The warning came after some 1,000 students protesting Palestinian deaths in clashes with Israel hurled stones, tree branches and bags of rubbish at the U.S. Embassy in Damascus.
"The events of the past week in Israel and the West Bank [and] Gaza have raised the possibility that there may be protests in support of Palestinians throughout the Gulf region or elsewhere," the advisory says.
"The Department of State reminds all American citizens to remain vigilant with regard to their personal security and to exercise caution.
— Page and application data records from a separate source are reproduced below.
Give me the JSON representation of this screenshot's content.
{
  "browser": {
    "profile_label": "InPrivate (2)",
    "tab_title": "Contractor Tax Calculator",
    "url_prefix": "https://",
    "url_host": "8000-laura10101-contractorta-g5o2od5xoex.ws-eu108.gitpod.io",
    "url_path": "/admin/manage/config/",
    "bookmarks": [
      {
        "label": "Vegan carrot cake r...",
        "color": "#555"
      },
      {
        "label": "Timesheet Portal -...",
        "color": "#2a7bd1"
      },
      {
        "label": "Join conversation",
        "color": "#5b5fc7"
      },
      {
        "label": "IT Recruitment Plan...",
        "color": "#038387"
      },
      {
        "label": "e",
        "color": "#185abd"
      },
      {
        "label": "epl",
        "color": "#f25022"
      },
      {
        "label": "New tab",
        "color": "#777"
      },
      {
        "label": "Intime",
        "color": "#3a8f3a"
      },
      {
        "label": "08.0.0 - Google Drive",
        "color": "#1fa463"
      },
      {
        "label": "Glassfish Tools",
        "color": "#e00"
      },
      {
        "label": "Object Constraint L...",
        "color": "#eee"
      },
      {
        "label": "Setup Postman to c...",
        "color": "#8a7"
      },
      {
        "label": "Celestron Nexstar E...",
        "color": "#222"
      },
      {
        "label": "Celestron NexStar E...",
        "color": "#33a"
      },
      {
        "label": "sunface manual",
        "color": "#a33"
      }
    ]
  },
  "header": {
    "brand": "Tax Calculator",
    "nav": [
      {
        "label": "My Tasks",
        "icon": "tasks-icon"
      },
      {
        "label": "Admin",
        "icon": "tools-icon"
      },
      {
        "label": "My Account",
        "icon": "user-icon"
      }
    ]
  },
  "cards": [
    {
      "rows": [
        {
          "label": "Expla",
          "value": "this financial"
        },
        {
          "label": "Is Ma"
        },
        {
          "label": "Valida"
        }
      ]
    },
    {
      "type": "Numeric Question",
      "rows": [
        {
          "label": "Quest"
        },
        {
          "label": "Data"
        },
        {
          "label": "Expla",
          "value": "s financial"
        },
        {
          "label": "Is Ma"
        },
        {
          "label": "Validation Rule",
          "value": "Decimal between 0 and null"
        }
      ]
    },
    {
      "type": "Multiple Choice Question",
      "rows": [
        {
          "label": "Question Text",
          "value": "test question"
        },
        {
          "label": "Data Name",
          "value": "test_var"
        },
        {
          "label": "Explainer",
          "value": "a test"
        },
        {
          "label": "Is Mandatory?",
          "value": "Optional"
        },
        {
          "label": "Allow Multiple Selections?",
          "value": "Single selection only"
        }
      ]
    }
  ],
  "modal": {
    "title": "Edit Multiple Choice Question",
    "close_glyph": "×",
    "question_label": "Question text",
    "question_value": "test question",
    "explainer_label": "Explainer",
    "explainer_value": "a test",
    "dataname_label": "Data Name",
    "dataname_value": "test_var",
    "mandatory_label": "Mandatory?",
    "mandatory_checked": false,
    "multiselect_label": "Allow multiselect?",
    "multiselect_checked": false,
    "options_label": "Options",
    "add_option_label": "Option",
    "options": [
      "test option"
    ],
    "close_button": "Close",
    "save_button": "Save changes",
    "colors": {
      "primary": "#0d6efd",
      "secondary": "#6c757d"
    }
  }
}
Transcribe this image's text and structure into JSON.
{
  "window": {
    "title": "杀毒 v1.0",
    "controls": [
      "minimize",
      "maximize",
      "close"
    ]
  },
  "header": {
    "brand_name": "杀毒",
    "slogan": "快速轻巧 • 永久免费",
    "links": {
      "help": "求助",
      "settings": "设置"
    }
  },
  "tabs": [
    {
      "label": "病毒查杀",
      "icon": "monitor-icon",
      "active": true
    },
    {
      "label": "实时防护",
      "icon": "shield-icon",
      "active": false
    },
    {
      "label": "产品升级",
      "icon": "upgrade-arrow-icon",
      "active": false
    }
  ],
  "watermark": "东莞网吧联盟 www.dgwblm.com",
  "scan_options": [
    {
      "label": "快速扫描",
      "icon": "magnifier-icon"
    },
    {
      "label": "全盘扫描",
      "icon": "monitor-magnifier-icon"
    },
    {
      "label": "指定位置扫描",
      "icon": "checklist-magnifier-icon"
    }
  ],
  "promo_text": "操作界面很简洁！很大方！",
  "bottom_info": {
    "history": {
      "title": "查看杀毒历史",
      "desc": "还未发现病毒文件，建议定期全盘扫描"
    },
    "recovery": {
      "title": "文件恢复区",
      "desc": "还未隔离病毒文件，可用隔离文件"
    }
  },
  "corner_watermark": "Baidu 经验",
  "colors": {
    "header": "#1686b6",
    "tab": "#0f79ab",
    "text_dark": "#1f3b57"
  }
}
Avoid large crowds and gatherings, keep a low profile, and vary routes and times of all required travel," it adds.
The announcement referred to a previous advisory issued in June, which warned in general terms of "the possibility...that terrorists and other groups or individuals may take actions against Americans and American interests.
"In the past, these groups and individuals have not distinguished between U.S. Government and civilian targets," it said.
On Thursday, some 500 anti-riot police in Damascus used tear gas and clubs to prevent demonstrators from storming the U.S. Embassy.
University students protesting the more than 60 deaths of Palestinian rioters in clashes with Israel over the last week, reportedly yelled "Down, Down America" and "Damn you, America, this darkness will not last forever."
Thousands of angry protestors have also taken part in similar demonstrations in Egypt, Jordan, Lebanon and Yemen since the violence erupted last Thursday. Media in the Arab world have also launched scathing attacks against Israel.
Arab and Muslim countries have rallied around the Palestinian cause, sending humanitarian and medical aid to the PA-controlled territories and transporting some of the seriously wounded to hospitals in Arab countries. Jordan's King Abdullah symbolically donated his blood for the Palestinian wounded.
Israelis were warned earlier in the week to exercise caution while traveling abroad. The current Jewish holiday season, which lasts through October 21, is a popular travel time for Israelis. They were warned, especially when traveling to neighboring countries, not to identify themselves openly as being from Israel, for instance by driving cars with Israeli license plates.
Despite the travel advisories, the Israeli Tourism Ministry sought to quell fear Thursday."
"In view of the current political situation in our region, we should like to point out that it is safe to tour in Israel," said spokeswoman Hila Izhak.
"However, changes may occur in projected itineraries," she added.